“Nase has been dumped by the RTIT. According to his website, he has accepted a position in Indianapolis as a laser technician to treat Rosacea. He said this was the next logical step in his career. Which way, down, backwards?”
As soon as the ‘laser tech’ taunt appeared, Nase reworded his statement to read:
“This was the logical next step for my career and a very exciting opportunity as it is a partnership agreement with two fellow Dermatologists from Medical Academia and it allows me to utilize multiple treatment modalities in a truly collaborative effort to address all 5 rosacea subtypes and symptoms.
Medical Academia was where I started my career and through my travels and learning experiences, it has always been the place best suited for my training due to the technology, collaboration, sharing of information, cultivating relationships within multiple medical disciplines, and the resultant grants and publications.”

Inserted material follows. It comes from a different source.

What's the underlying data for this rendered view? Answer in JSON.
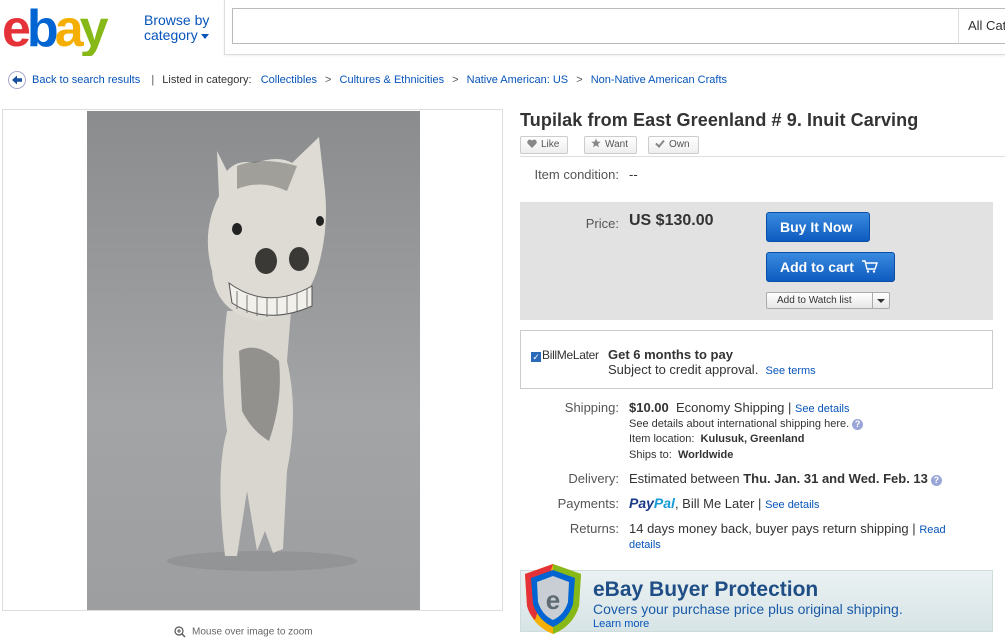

That was quickly changed to “it is a partnership with two Dermatologists from Medical Academia” in response to this stingingly accurate retort:
“‘fellow dermatologists’ implies he’s a derm for pete’s sake. “Medical Academia was where I started my career” but through bad choices and discreditable behavior I find myself downgraded to a laser tech. C’est la vie!”
If Nase does manage to find work in a laser clinic or spa, even if it is under the supervision of a dermatologist or two, it would be dishonest to present that as “working in medical academia”. Yet Nase has consistently attempted to convince people that he is still employed in a university medical school or medical research laboratory.
Despite Nase’s home page having been updated as recently as May 1st 2008, it still prominently features the following astounding claim:
“He performs biomedical and clinical research at a major Medical University in the United States. He is funded by the American Heart Association and National Institutes of Health to study blood vessel pathology in human disease.”
Prospective clients reading his site have no idea that Nase has been gone from Indiana University for nearly four years, or that they are making major health decisions based on false or unreliable information.
Note added April 19, 2009
As previously stated, we do not initiate contact with people Nase has declared a business association with, but we do welcome comments, especially if they help us keep our site honest and relevant. For example, we do publish clarifications. Having reported speculation on the rosacea boards over the ending of Nase's links with the RTIT, it is only fair to report now that Nase has publicly stated (at the Topix board) that he chose to terminate the contract over concern that a junior technician might perform laser treatments. We relay this without comment, having no knowledge of the events concerned.